Uber said it plans to continue its "investment in Arizona" through the rideshare and "Uber Eats" businesses.

Uber announced it will begin "winding down" its self-driving operations in Arizona.

The news comes just over two months after an Uber vehicle operating in autonomous mode hit and killed 49-year-old Elaine Herzberg as she was attempting to cross Mill Avenue in Tempe.

RELATED: Video shows moments leading up to fatal Uber self-driving crash

Following the crash Uber suspended its self-driving operations across the country while Gov. Doug Ducey asked the Arizona Department of Transportation to suspend the company's license to test and operate their autonomous vehicles in the state.

An Uber spokesperson released a statement Wednesday saying:

We’re committed to self-driving technology, and we look forward to returning to public roads in the near future.
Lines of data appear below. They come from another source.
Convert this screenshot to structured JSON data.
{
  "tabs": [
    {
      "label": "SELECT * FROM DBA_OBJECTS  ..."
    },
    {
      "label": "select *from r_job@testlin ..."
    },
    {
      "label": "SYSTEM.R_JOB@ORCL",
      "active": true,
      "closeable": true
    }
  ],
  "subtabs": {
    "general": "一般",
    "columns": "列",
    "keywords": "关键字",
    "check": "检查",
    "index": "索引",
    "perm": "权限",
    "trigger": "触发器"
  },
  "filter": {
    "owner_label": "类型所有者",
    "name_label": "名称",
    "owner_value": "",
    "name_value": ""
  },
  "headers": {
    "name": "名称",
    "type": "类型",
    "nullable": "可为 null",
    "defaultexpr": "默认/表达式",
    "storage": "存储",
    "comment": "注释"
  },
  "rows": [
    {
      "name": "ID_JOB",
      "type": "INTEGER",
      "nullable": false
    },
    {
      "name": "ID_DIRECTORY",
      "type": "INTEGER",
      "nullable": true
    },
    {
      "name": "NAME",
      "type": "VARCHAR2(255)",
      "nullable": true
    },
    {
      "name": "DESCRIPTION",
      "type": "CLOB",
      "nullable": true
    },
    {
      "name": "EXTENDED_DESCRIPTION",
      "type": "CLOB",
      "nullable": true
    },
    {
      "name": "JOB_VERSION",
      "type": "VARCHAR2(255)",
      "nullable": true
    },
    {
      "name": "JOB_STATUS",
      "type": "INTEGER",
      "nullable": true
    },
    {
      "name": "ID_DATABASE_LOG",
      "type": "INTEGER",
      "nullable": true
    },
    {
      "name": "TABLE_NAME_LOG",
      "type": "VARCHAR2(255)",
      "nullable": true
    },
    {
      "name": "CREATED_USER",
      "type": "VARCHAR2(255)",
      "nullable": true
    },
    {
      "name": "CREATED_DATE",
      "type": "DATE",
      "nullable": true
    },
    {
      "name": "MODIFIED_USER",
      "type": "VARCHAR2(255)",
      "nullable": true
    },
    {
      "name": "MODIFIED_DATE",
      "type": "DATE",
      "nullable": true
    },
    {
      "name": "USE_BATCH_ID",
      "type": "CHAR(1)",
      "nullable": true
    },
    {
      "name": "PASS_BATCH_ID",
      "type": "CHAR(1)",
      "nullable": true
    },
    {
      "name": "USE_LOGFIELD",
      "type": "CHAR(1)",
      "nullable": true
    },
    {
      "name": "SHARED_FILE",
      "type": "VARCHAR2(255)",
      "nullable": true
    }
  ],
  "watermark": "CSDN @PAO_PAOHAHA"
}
In the meantime, we remain focused on our top-to-bottom safety review, having brought on former NTSB Chair Christopher Hart to advise us on our overall safety culture.

The company began expanding its self-driving vehicle program to Arizona at the end of 2016. Uber said it was not shutting down operations entirely, but Instead it will be "doubling down on our efforts in Pittsburgh and San Francisco engineering hubs."

RELATED: Uber’s self-driving cars were struggling before fatal Tempe crash, report says

"We are actively working to make our return to the road a reality with a goal of resuming operations in Pittsburgh this summer," the company said.

Uber will continue to keep "an open dialogue" with Gov. Ducey's office, the company's statement said, adding it plans to "continue our investment in Arizona through our core rideshare and Eats businesses."

PHOTOS: Uber self-driving car hits woman in Tempe, killing her